**The problem**: When a line below contains the word "true", copy that line.

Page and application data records
========
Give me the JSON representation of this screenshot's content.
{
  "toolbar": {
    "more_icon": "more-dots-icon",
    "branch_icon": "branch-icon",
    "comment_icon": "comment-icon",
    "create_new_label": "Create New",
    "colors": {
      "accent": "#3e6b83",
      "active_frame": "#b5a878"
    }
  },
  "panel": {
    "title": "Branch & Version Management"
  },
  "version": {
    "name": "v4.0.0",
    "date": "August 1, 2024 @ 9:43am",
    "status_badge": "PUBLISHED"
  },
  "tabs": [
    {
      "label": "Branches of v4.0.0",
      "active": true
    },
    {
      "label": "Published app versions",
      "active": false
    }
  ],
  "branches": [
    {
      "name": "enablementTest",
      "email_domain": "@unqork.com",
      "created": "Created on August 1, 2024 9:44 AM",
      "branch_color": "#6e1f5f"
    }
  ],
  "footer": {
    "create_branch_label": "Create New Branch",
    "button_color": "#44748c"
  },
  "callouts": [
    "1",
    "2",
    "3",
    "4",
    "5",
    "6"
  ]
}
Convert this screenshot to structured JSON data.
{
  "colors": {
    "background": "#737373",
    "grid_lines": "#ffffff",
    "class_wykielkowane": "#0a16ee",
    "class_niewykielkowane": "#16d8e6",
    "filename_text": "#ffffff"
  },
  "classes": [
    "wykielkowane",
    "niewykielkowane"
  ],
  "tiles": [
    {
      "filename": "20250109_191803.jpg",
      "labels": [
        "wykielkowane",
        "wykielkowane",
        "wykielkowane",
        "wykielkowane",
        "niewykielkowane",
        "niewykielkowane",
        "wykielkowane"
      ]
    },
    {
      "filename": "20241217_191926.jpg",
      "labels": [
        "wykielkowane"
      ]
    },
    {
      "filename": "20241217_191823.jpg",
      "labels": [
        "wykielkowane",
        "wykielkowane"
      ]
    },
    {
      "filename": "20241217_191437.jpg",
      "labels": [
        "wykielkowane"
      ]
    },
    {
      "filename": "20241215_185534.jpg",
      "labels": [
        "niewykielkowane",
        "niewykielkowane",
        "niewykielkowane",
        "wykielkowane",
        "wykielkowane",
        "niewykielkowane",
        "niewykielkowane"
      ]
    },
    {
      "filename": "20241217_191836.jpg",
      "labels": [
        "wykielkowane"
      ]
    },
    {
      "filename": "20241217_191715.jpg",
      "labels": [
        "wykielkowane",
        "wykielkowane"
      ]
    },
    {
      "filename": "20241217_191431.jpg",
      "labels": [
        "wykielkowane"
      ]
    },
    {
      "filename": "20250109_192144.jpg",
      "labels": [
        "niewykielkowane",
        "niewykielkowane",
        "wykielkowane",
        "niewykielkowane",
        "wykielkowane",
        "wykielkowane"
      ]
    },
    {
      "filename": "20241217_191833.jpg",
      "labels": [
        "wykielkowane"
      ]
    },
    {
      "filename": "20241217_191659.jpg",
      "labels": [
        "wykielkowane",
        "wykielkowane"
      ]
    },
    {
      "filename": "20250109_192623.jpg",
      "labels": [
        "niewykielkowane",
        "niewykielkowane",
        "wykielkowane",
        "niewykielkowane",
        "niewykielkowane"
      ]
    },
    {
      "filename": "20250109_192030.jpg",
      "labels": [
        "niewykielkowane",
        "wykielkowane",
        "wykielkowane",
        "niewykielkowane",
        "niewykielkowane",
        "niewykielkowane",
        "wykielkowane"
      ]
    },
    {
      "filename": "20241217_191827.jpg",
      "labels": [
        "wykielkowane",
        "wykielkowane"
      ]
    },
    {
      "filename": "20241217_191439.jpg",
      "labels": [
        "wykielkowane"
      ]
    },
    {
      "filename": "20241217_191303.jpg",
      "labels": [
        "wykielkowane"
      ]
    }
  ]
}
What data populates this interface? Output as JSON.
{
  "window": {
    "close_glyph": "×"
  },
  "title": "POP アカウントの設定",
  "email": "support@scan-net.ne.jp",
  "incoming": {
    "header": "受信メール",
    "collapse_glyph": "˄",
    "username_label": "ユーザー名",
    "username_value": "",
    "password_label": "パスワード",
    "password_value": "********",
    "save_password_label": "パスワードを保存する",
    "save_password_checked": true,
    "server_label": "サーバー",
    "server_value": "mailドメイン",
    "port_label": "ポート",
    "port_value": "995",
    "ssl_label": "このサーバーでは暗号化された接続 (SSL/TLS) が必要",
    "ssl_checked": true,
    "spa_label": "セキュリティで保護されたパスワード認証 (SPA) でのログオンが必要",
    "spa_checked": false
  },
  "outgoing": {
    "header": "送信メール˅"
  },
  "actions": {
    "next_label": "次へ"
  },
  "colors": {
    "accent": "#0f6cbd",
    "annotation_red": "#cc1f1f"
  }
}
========
**Your response**:
      "active": true
    "save_password_checked": true,
    "ssl_checked": true,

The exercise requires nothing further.